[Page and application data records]
***

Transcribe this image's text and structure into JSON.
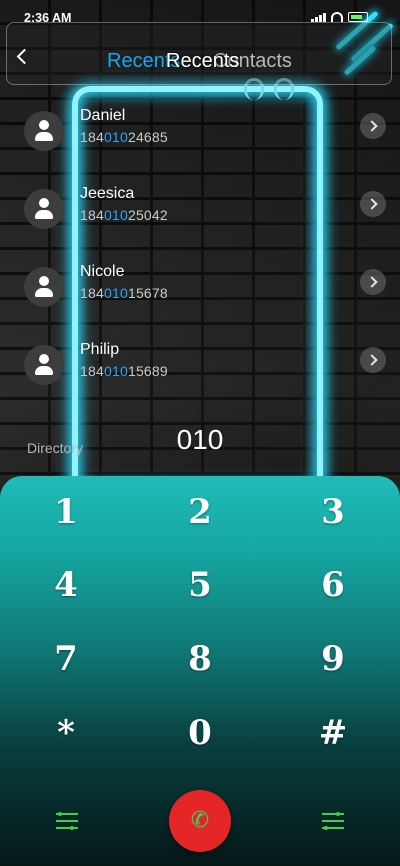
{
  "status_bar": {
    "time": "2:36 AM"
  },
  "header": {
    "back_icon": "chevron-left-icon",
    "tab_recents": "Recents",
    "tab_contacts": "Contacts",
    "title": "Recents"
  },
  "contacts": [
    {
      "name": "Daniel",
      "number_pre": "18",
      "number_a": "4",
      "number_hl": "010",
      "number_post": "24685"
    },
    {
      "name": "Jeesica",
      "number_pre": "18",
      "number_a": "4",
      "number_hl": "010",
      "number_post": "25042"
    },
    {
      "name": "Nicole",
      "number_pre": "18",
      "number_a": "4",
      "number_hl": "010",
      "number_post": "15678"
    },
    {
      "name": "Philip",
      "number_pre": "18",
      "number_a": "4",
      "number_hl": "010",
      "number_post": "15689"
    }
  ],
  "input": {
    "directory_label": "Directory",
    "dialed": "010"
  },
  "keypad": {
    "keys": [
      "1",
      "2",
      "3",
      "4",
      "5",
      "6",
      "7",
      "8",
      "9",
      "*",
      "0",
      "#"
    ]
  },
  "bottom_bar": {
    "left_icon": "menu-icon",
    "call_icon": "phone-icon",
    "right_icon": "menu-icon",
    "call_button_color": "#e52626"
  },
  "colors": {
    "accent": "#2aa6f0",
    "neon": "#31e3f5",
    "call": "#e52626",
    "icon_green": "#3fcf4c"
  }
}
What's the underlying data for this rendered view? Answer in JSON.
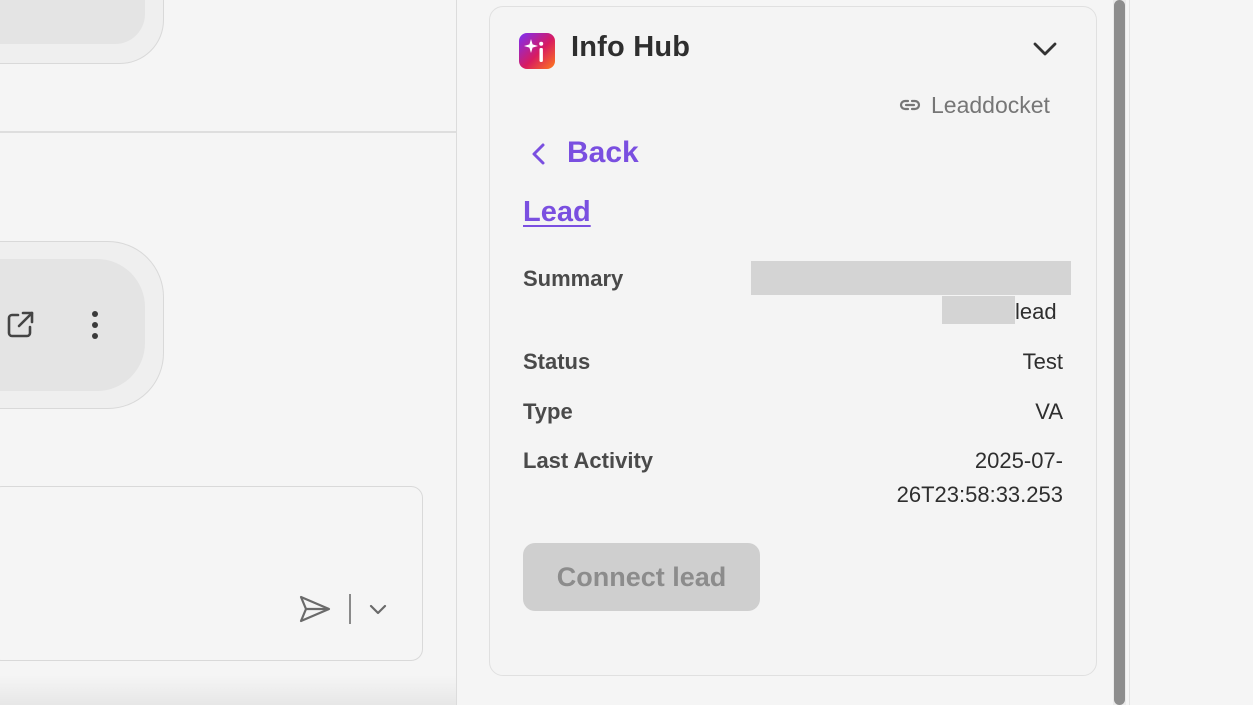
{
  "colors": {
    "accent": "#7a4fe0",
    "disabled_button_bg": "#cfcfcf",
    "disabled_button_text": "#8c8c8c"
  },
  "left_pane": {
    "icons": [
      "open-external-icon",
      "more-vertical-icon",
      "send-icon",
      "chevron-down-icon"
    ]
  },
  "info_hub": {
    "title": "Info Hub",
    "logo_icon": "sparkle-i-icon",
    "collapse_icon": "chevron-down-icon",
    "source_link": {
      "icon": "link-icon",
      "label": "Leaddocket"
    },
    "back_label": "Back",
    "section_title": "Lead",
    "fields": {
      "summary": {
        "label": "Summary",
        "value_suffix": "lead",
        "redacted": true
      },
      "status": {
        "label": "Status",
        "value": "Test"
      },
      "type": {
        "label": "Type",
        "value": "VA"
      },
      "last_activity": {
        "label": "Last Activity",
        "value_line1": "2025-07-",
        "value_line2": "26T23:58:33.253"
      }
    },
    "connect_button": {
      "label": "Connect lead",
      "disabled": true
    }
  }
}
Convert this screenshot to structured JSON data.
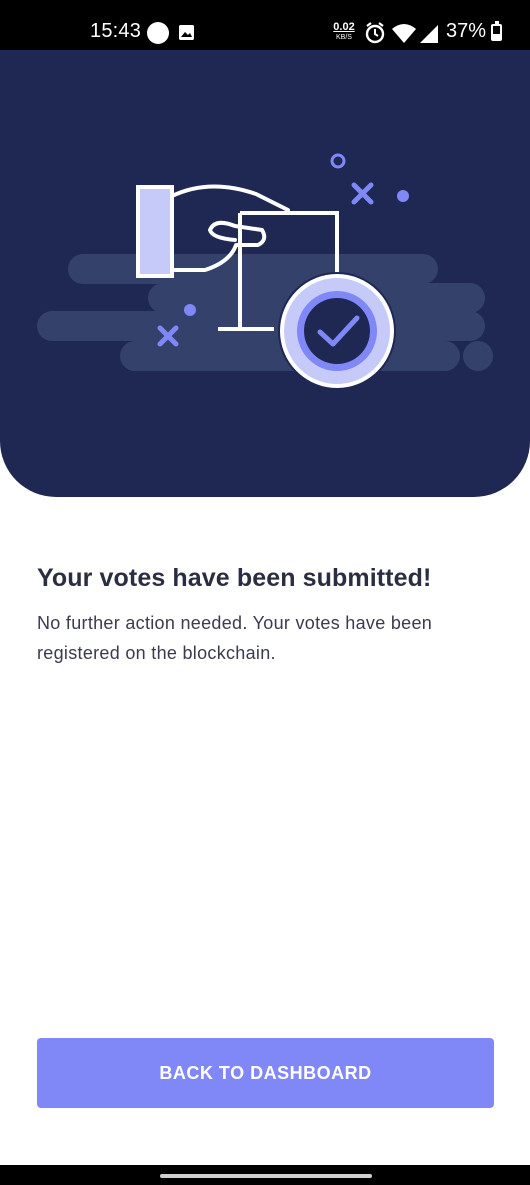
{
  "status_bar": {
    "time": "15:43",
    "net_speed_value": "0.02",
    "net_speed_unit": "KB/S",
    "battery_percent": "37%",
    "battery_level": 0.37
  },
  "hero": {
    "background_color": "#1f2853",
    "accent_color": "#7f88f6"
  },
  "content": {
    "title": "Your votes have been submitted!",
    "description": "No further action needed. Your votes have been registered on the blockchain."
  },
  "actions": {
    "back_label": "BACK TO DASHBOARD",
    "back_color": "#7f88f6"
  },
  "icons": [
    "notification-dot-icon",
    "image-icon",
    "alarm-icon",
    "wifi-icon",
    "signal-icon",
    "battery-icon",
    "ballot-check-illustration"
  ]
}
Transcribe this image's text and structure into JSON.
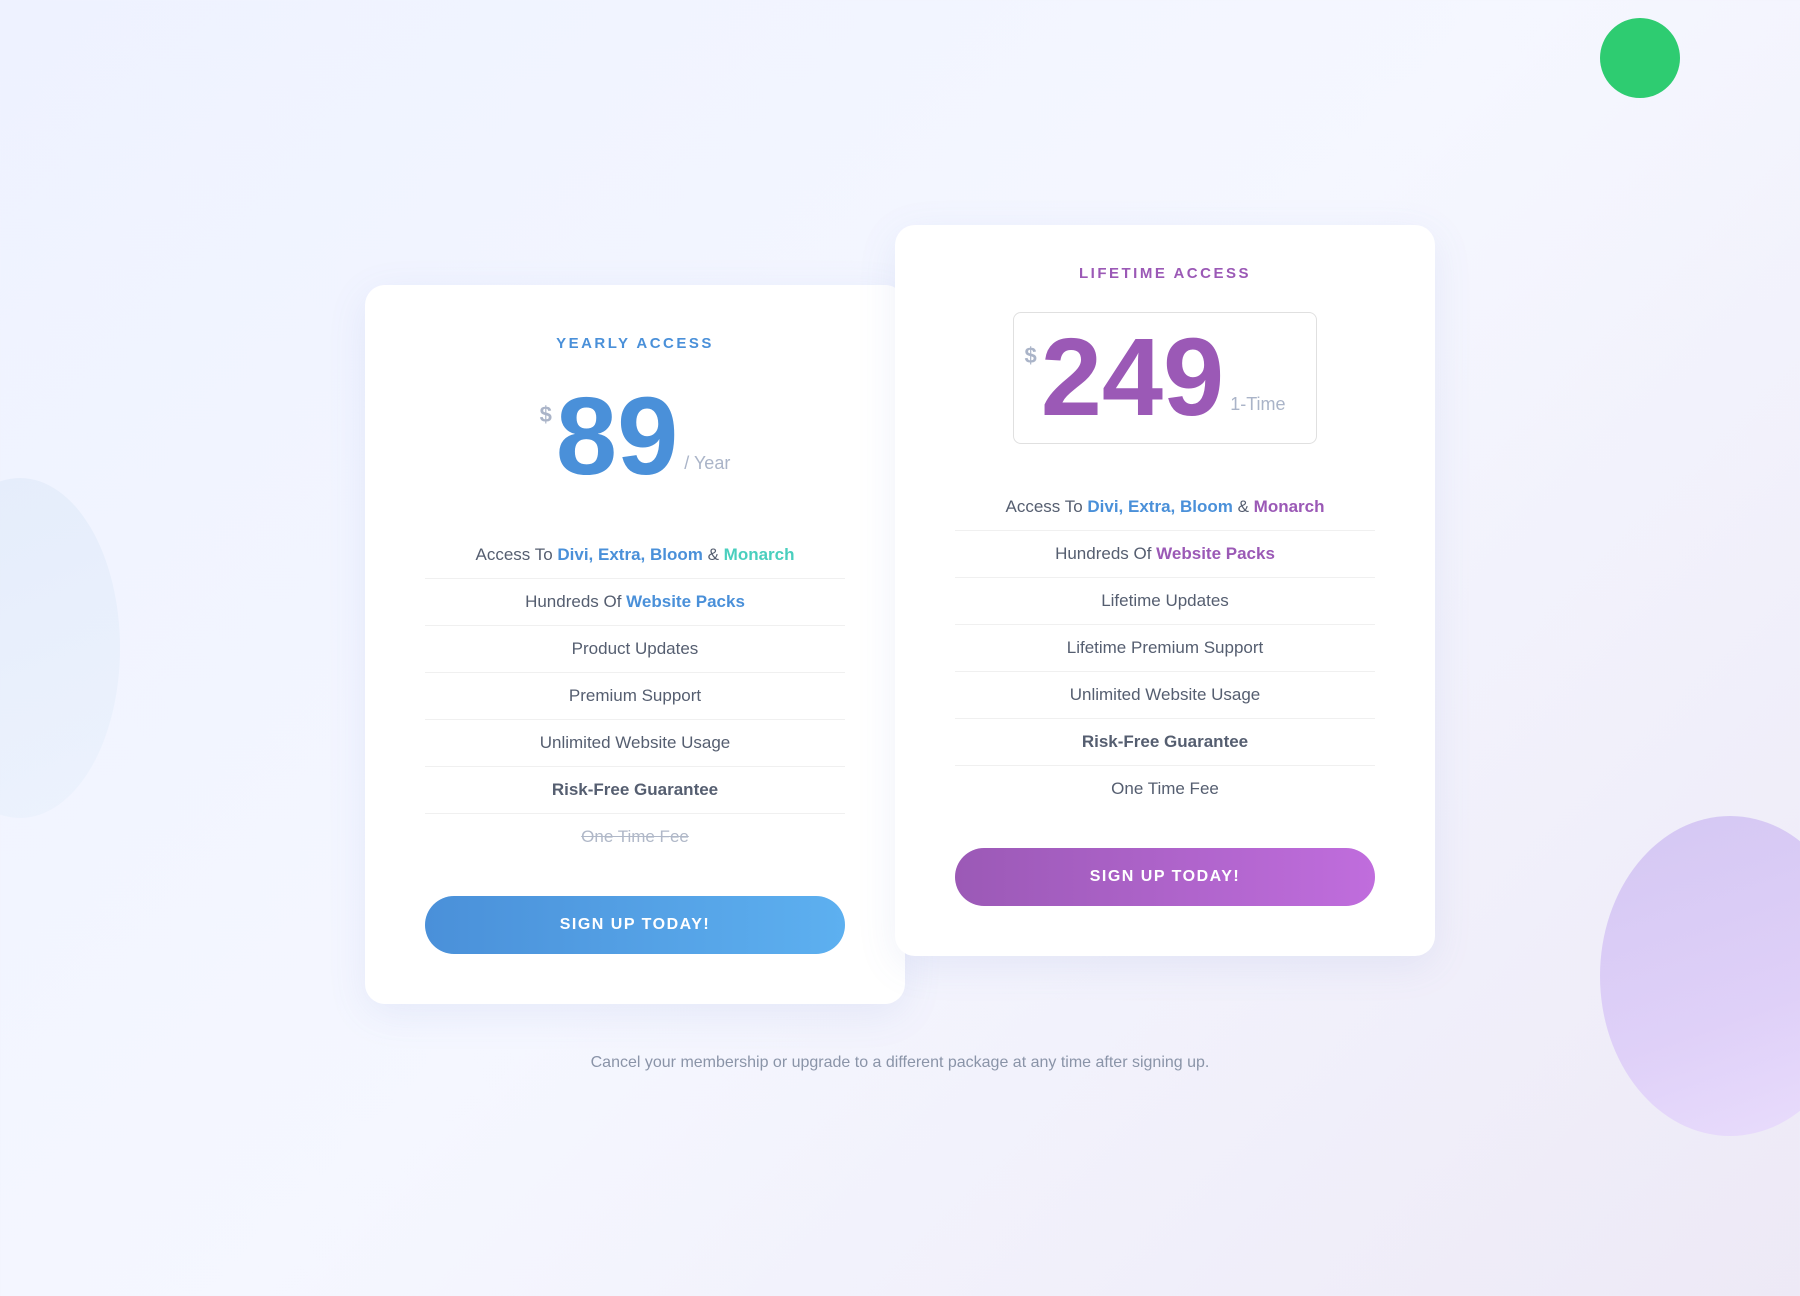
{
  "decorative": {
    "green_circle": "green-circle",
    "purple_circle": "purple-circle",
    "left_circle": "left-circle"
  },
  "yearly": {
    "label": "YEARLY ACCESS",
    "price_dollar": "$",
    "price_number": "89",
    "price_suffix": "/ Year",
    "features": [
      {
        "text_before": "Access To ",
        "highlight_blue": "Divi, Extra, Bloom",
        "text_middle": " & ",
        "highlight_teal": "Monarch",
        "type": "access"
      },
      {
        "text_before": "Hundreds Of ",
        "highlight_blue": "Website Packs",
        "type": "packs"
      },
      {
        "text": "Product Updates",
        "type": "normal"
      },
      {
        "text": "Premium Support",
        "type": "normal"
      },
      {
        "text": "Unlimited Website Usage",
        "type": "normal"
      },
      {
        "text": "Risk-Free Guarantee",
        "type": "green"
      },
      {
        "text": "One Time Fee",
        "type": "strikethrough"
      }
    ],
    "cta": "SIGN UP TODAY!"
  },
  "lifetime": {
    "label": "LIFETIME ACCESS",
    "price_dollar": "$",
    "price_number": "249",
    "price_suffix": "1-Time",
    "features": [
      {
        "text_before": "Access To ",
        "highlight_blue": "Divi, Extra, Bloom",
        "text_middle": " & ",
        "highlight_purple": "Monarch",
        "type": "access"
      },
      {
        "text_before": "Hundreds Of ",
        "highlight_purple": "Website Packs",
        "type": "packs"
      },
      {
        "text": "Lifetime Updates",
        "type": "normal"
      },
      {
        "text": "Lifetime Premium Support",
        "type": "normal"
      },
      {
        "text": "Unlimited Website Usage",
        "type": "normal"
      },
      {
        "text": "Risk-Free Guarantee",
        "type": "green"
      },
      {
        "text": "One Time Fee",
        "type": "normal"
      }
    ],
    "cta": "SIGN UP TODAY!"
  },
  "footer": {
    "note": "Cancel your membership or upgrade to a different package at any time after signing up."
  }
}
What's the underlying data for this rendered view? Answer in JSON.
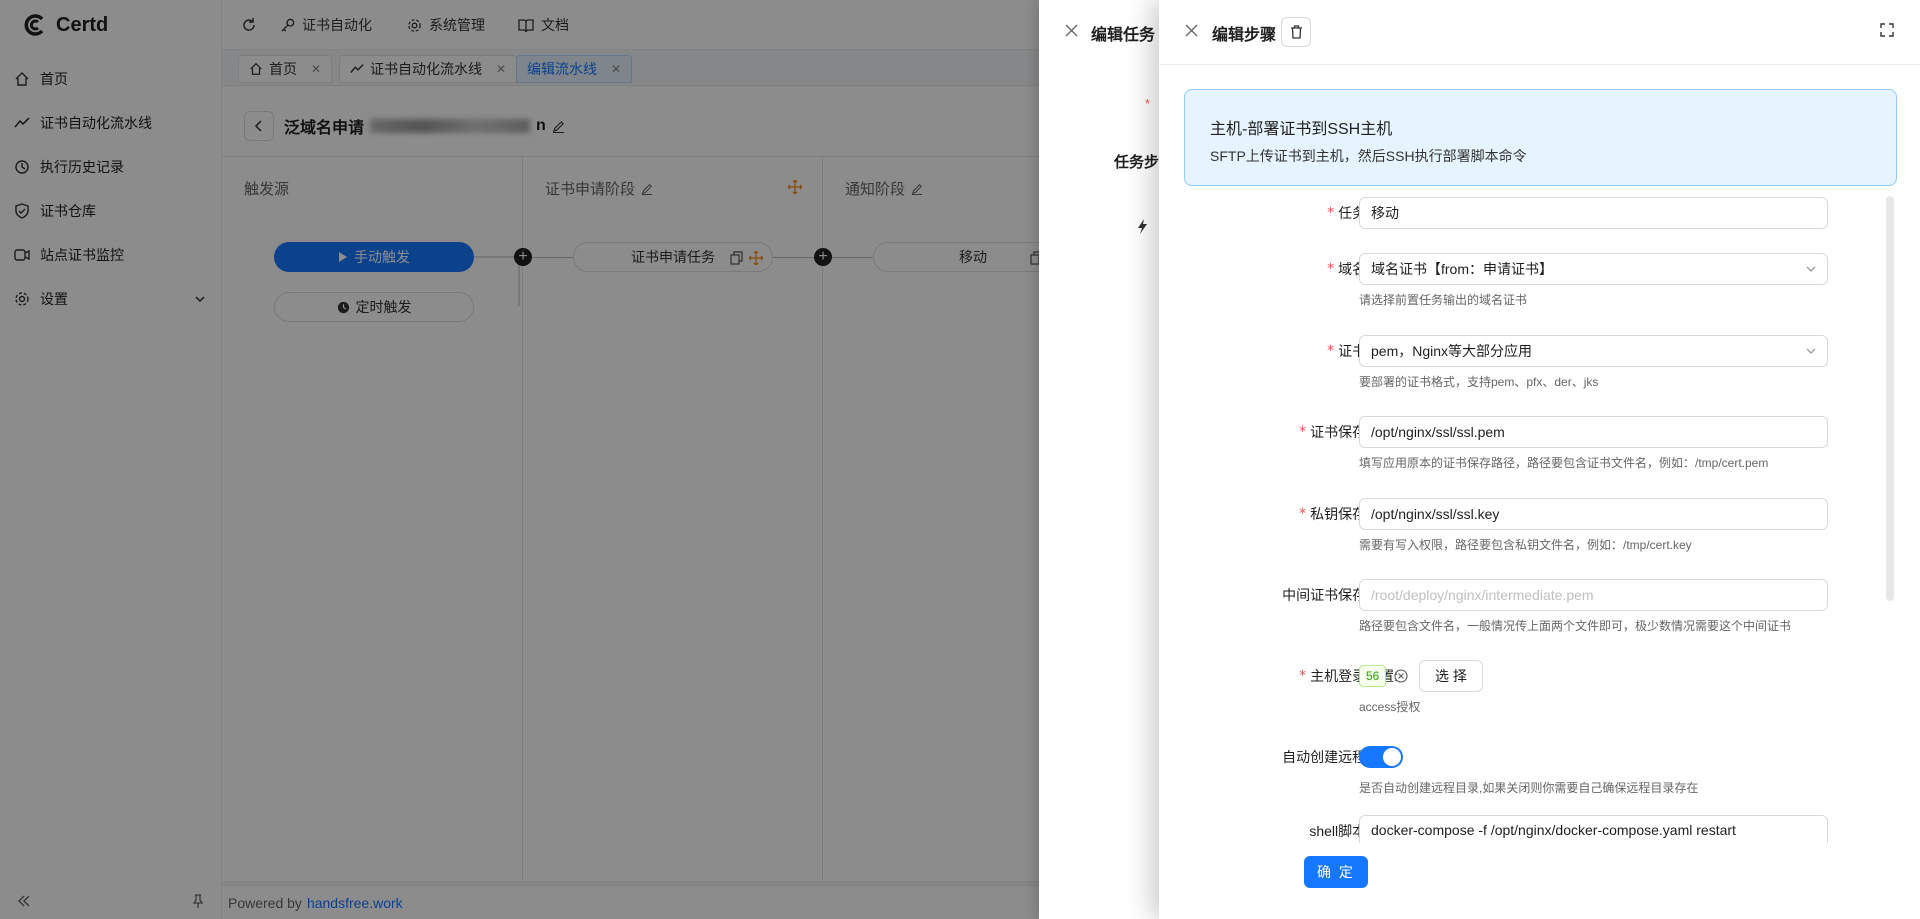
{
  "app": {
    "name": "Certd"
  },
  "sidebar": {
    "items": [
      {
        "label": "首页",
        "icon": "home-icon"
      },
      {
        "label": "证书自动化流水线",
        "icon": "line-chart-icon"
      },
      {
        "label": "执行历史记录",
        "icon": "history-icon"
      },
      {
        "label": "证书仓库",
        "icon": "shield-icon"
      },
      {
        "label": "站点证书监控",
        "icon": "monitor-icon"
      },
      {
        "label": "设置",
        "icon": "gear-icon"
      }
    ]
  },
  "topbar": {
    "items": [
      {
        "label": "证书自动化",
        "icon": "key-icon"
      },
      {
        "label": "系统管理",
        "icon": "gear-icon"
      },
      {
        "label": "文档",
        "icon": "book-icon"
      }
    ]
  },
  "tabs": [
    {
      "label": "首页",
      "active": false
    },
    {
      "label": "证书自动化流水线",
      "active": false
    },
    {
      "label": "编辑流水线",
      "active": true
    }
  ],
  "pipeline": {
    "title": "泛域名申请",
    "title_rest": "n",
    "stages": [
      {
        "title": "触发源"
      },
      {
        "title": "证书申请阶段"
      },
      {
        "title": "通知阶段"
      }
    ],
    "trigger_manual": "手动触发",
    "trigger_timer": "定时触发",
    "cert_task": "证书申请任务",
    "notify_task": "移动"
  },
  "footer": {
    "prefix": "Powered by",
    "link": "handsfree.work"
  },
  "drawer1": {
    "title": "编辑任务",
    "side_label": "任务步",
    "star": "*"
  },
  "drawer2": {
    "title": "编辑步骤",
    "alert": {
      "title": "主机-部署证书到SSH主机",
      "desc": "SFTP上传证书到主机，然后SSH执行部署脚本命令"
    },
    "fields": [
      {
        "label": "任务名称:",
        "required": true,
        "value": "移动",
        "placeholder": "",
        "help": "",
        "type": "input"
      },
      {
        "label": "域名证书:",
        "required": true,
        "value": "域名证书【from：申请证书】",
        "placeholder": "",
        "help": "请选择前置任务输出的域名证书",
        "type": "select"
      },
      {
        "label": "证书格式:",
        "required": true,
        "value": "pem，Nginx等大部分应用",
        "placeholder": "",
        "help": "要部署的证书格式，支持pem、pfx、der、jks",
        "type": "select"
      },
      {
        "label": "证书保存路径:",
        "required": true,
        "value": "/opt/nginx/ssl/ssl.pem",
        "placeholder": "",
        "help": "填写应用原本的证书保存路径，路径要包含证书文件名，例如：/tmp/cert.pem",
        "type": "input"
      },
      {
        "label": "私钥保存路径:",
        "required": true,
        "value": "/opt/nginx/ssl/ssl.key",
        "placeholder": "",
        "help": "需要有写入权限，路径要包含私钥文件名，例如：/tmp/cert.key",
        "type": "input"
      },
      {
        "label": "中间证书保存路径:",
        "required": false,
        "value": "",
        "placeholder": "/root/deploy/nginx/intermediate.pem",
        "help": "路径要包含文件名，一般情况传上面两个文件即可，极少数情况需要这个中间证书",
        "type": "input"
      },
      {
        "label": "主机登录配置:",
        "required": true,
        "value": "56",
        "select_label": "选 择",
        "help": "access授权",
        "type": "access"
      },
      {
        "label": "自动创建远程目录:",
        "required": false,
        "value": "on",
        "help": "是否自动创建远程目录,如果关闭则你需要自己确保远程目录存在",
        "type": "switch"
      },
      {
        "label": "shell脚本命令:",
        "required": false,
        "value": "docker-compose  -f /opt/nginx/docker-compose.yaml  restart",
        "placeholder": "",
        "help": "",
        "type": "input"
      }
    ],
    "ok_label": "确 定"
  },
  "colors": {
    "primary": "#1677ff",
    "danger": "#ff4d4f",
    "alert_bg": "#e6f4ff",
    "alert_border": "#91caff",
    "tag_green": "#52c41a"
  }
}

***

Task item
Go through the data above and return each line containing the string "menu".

Task solution
    "left_icon": "menu-icon",
    "right_icon": "menu-icon",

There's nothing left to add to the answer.